One look and I think of the smell and feel of the water. The crisp waves washing over as I paddle out, the water flooding my wetsuit, the sharp smell of the sea, the ache in my arms as I scramble outside, the jolt of fear as a set catches me inside, the thrill of a great wave. But most of all I remember the feeling as my board slides down the wave’s face, the energy surging through me, then turning and tucking under the lip as it keels over. The utter perfection and solace of being completely inside the wave, safe in its womb, a brief but intimate moment where time stands still. At night, endless dreams of glassy swells early in the morning. Small but super fun. Just me and a close friend grabbing waves as the sun rises and the offshore winds pick up as others appear on the beach to watch. The thrill of riding a nice wave — ripping — as those on the beach and in the water hoot and holler. It’s an age-old, endless dream and never gets old.
To me, that is surfing and as a surfer, it is forever a part of who I am. Surfing has been one of the biggest inspirations of my life. It has changed me in ways I can’t begin to understand: it has taught me respect and patience, kept me in good physical shape, influencing who my friends were and where I lived, focused my interests, and was the inspiration for my career in marine biology. And yet — and this is its charm — it is amazingly free; pure fun dependent only the wind blowing across the sea and my ability to paddle out and catch a wave.
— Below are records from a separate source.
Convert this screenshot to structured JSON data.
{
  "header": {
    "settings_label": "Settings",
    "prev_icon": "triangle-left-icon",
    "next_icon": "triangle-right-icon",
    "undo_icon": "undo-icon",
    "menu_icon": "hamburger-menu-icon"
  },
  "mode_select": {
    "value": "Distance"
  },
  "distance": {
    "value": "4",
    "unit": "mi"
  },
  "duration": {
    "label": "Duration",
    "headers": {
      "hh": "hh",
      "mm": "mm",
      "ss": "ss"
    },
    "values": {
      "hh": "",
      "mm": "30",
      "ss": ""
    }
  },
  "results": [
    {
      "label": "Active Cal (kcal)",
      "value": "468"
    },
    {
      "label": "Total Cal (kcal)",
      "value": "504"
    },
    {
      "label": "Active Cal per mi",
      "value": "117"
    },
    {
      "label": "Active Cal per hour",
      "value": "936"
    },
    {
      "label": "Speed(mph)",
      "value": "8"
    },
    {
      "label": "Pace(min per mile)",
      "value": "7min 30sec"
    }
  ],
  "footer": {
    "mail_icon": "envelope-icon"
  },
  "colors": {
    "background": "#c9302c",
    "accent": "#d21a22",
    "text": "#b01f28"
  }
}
The ocean asks nothing in return but gives everything.
So what is a surfer?
- Is it that kid that caught a few waves but remembers it forever?
- Is it a life dedicated to surfing above all else?
- Is it someone who occasionally surfs while balancing career and family life?
- Is it someone who lives close to the sea but rarely surfs?
- Is it someone who surfed long ago but doesn’t anymore?
I don’t believe there’s an answer because it’s different for everyone. To some, it is an art, a sport, a religion, a profession, an addiction, or something you do on vacation. Maybe it’s the biggest thing in your life, maybe it’s your entire life or just an occasional joy. To me, it is all of the above. But who am I to judge? Who are you to judge?
Ultimately, it is up to each of us to place surfing in the context of our lives and understand it’s significance. Sure, we have our opinions but ultimately the soul of surfing, what it means to you, is an intensely personal experience. If you live in the memories of surfing or still surf or crave to be in the water, then you are a surfer, and always will be in my opinion. Perhaps the better question is how surfing has inspired and changed your life. Only you can answer that question. Ride on my friends. For the soul of surfing is within us all.